[Records from a data source]
● ● ● ● ●
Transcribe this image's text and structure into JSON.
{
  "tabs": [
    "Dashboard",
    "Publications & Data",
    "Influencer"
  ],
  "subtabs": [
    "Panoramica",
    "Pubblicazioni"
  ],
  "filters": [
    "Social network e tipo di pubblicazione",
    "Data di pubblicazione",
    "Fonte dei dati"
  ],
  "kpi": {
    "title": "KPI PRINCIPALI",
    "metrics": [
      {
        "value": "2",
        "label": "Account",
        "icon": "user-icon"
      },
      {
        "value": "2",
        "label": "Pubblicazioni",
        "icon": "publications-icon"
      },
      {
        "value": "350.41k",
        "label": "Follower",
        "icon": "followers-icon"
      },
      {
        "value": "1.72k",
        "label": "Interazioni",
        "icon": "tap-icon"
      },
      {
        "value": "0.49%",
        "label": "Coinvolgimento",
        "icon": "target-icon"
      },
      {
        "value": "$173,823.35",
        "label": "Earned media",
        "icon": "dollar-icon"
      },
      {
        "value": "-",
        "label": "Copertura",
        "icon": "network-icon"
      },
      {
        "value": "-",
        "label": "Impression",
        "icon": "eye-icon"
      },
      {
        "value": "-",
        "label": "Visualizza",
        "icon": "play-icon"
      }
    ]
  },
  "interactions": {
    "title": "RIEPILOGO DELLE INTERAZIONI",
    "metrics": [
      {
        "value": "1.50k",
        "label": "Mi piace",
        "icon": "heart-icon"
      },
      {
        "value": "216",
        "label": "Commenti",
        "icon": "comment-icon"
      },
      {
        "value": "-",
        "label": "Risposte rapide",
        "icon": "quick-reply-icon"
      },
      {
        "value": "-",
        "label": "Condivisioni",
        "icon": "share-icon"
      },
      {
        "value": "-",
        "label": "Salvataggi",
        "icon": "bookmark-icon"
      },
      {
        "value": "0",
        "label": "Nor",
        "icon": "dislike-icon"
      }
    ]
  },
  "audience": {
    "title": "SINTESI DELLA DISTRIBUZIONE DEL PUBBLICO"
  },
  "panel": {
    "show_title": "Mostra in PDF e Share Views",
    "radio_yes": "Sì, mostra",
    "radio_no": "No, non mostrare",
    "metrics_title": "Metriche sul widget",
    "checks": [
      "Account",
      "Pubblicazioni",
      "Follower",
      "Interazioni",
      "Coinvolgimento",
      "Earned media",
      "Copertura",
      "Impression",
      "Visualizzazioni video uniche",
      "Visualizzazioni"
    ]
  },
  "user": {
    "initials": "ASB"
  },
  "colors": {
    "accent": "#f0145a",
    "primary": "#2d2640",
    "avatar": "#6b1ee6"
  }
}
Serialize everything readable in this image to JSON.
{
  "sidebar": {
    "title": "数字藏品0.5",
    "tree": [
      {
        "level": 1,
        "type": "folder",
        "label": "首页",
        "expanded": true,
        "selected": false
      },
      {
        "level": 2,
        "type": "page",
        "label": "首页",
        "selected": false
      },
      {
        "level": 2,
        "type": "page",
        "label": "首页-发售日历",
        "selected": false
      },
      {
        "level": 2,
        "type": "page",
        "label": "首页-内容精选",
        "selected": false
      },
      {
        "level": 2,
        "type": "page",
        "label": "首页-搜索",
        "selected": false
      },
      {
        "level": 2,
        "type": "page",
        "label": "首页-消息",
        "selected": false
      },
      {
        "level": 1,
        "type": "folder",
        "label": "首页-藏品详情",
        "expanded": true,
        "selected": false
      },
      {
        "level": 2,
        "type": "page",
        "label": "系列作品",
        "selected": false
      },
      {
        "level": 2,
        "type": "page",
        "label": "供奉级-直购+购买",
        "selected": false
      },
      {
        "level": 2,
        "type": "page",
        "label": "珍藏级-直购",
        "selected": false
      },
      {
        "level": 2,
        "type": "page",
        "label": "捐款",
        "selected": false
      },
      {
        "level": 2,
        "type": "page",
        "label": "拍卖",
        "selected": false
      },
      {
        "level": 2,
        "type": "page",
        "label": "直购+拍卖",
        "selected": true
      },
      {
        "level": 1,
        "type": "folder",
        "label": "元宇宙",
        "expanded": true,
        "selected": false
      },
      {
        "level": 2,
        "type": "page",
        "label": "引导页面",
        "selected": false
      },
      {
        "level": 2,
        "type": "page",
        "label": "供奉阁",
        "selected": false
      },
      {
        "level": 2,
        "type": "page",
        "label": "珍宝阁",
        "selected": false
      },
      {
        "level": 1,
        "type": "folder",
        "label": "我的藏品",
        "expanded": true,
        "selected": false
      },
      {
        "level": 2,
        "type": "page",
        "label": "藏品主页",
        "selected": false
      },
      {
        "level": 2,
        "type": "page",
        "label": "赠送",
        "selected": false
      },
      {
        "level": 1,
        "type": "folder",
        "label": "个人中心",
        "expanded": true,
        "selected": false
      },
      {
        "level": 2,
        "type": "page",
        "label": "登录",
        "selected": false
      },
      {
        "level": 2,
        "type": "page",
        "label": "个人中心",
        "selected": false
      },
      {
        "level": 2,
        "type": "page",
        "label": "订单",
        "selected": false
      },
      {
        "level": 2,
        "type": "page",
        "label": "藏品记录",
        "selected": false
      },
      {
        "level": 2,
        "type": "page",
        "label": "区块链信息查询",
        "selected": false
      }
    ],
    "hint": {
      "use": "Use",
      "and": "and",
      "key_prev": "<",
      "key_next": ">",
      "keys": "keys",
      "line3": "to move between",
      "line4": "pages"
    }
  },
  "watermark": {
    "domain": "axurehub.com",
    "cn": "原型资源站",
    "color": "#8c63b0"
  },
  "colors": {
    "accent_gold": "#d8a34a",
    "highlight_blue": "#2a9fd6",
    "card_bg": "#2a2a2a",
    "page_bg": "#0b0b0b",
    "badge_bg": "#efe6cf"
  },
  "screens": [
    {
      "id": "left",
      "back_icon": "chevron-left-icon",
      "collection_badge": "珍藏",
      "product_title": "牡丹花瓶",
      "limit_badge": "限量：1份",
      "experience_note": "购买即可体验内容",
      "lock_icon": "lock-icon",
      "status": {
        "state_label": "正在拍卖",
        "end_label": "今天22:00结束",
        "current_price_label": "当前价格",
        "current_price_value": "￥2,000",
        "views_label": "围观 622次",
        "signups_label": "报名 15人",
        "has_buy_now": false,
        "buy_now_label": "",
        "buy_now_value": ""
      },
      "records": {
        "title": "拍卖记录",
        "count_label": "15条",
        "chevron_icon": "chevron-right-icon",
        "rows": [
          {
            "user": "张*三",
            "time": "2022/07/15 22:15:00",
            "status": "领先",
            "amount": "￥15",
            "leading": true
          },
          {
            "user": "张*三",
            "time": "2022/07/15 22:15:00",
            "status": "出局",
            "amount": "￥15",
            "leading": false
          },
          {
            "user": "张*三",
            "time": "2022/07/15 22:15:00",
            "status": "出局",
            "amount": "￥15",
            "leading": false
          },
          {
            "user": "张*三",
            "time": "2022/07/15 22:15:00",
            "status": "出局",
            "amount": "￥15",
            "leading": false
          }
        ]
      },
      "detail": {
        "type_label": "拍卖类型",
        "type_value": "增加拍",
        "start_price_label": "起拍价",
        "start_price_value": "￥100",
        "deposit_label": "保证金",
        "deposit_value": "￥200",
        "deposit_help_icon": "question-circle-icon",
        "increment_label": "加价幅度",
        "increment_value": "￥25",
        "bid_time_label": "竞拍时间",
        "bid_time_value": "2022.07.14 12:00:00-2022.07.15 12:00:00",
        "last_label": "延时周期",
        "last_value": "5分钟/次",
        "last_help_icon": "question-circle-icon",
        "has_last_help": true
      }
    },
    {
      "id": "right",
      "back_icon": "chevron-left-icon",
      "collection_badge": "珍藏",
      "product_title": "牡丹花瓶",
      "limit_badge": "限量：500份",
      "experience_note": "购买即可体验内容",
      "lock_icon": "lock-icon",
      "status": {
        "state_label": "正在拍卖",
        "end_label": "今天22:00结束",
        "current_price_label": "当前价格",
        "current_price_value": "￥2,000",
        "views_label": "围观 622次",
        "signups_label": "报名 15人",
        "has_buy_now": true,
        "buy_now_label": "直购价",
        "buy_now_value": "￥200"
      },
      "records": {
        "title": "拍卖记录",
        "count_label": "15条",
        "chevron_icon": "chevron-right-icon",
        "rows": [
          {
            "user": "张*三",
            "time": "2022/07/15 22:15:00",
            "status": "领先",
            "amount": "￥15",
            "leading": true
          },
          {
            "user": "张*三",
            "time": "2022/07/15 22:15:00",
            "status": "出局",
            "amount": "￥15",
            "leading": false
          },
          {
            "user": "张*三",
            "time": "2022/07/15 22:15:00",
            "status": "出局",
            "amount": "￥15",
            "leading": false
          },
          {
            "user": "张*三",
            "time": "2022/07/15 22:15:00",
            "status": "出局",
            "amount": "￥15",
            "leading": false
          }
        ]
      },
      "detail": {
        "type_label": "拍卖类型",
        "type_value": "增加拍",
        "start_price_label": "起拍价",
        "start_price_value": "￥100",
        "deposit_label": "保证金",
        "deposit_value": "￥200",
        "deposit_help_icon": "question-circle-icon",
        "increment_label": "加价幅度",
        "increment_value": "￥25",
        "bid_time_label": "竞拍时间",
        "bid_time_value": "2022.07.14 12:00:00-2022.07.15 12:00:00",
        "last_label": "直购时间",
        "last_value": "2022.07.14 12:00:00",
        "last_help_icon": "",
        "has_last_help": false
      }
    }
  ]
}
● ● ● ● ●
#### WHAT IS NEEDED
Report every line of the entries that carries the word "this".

#### FINAL ANSWER
Transcribe this image's text and structure into JSON.
Serialize everything readable in this image to JSON.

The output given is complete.